Lime Hollow Nature Center
Covered Bridge at the Lime Hollow Visitor Center

From My Sit Spot

by Pete Angie

SalamanderThe mosquitoes weren't bad this year, I remember thinking out in the woods, and as I worked in my garden. Bug spray, for the most part, stayed on the shelf. There was hardly any rain this summer, so little to no standing water for those whining-winged adversaries to breed and grow in. The creek out back became a memory early in the season. That trickle of water to where I'd cast my eyes from my sit spot, looking in the evening light for raccoon and the hoped-for fox or mink, has been reduced to a winding path of gravel, stones and dried silt. The leaves on the forest floor are crunchy, announcing my comings and goings like a brass band. Grass in some parts of my yard is brown and crunchy too, and the milkweed's leaves hang limply and partially yellowed, without a seed pod in sight. No, the bugs haven't been bad. In fact, there aren't enough of them.

Cornell University issued a campus-wide water use advisory as levels in Fall Creek broke record lows for fourteen days in a row in July. The National Drought Mitigation Center reported that much of upstate New York and much of the Northeast has been experiencing moderate to extreme drought conditions this year. The corn down the street is stunted and abnormally short, and my friend's well ran dry for a month, leaving no water in her home to wash dishes, cook or drink. She went to friends who had water. Her neighbor, low on water but not totally out, bathed in a lake. They adapted like their neighbors that live beneath the trees and in fields, plant and animal alike. When rainfall is low some plants reduce the numbers of flowers they produce, leading to lower yields of berries, seeds and nuts. Browsing animals travel farther to find enough food, often leaving relied upon and familiar home ranges. In times of shortage some brave animals are seen more often in normally unsuitable places, like the bears that raid bird feeders, skunks and possums seeking trash cans, and the raccoon that has been getting into our mud room through the pet door to eat leftover cat food at night.

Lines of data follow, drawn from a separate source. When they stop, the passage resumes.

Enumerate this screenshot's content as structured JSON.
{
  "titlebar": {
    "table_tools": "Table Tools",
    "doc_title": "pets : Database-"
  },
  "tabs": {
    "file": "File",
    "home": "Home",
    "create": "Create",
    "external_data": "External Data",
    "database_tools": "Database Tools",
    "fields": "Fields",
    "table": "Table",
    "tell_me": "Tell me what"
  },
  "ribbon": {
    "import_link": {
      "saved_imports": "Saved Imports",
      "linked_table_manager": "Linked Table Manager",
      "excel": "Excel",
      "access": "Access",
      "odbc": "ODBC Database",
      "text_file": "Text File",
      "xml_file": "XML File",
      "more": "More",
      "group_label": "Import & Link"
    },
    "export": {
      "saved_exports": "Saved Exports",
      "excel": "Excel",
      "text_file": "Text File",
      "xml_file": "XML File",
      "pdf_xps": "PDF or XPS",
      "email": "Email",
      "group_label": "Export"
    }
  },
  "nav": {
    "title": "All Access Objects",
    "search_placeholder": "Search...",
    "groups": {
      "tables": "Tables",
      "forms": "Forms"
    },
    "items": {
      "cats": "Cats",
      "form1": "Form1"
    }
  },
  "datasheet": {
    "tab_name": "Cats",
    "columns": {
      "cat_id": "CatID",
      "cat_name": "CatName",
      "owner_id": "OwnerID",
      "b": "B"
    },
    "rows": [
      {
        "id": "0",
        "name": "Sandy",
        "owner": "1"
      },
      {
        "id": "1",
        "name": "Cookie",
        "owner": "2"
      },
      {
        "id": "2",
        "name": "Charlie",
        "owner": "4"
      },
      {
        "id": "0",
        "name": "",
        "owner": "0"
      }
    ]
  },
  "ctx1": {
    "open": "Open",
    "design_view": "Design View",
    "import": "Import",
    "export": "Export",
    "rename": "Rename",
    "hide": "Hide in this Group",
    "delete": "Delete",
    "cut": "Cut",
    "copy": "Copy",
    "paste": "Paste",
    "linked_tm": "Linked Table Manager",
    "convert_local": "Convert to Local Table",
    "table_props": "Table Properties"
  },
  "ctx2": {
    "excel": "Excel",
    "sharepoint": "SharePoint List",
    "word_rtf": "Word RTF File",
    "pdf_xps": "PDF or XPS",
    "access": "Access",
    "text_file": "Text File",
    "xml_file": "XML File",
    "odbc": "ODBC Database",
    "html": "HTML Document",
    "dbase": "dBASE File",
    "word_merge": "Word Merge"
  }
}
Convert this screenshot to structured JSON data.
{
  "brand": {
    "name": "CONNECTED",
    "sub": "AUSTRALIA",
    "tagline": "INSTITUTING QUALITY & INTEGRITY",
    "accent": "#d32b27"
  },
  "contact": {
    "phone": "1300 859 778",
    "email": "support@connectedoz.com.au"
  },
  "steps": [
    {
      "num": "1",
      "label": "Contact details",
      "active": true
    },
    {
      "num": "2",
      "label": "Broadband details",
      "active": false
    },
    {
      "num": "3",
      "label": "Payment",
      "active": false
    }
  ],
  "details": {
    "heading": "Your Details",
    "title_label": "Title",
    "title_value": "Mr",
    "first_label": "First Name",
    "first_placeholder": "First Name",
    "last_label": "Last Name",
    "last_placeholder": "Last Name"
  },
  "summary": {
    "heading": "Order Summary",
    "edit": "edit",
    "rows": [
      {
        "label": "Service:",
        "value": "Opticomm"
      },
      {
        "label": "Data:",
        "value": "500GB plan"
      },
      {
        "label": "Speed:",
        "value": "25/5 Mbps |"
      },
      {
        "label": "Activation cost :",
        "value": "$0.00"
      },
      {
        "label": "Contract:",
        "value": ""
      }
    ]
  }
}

Fewer seeds and berries mean birds can have difficulty putting on needed fat to survive winter or the long flights of migration. And the depleted mosquitoes, normally an airborne larder, are harder to come by for the bats that wing through the sky all summer and into the fall. Putting on fat is thus harder for the bats too, making this coming winter's hibernation a little riskier. Drought in the natural world is essentially a time of making do with less and diverging from the ordinary, or perishing. Some species are less effected than others, and some more. Amphibians—those frogs that make a chorus of the night, the speckled, bumpy toads my kids love to catch in the garden, and shiny salamanders in their damp hideaways under logs and leaves—are more susceptible to the dangers that drought can bring. The frogs, toads and many salamanders depend on vernal pools that appear with the snow melt and spring showers to last well into the summer, long enough for their gelatinous egg masses to hatch and the tadpoles or salamander larva to mature into adults that can survive on land. When pools dry up too soon the eggs or young are lost. Snakes, birds and others that feed in the pools feel that loss. When dry conditions result in the formation of few or no vernal pools, frogs, toads and salamanders will congregate at larger bodies of water like ponds. Ponds contain fish and other predators that make easy meals out of the tadpoles and larva. Little “fish,” as it were, in a big pond. Spring to winter, drought creates chains of reaction.

I don't depend directly on the woods to survive, don't spend enough time in them to be aware, without the aid of books, of the finer changes the drought has wrought on the workings of the land. I roll a few logs over and feel the ground underneath. It is damp, though I don't find any salamanders; only a frenzied nest of ants and some potato bugs. Salamanders can seek out cool subterranean tunnels and moist fissures in rocks deep under the surface. Studies show adults can survive well in drought this way month to month. It is their young, the eggs and larva, that see die-offs when the nursery goes dry. Sustained drought, therefore, of three or four years, can have profound impacts on salamander populations. I wonder what changes are to come to this forest and what ways the plants and animals within it will adapt, how the populations here might be different in fifty years, as climate change models predict more frequent and more sustained droughts. I wonder too if one of these mature trees is cut down in years to come, what this year's growth ring will look like. Drought make for slowed growth and thin rings. Will that tawny circle of a line—presumably thin—be an anomaly, or a relatively new normal? I've read that in addition to slowing growth drought stresses trees, making them more prone to disease and insect infestation. I wouldn't know by looking at the woods around my sit spot, though, how stressed these trees might be. They feel as tall, green and eternal as ever.

References:
National Drought Mitigation Center, www.drought.unl.edu
Tree Physiology, www.treepys.oxfordjournals.org
Wake Forest University News, www.news.wfu.edu
Wisconsin Department of Natural Resources, www.dnr.wi.gov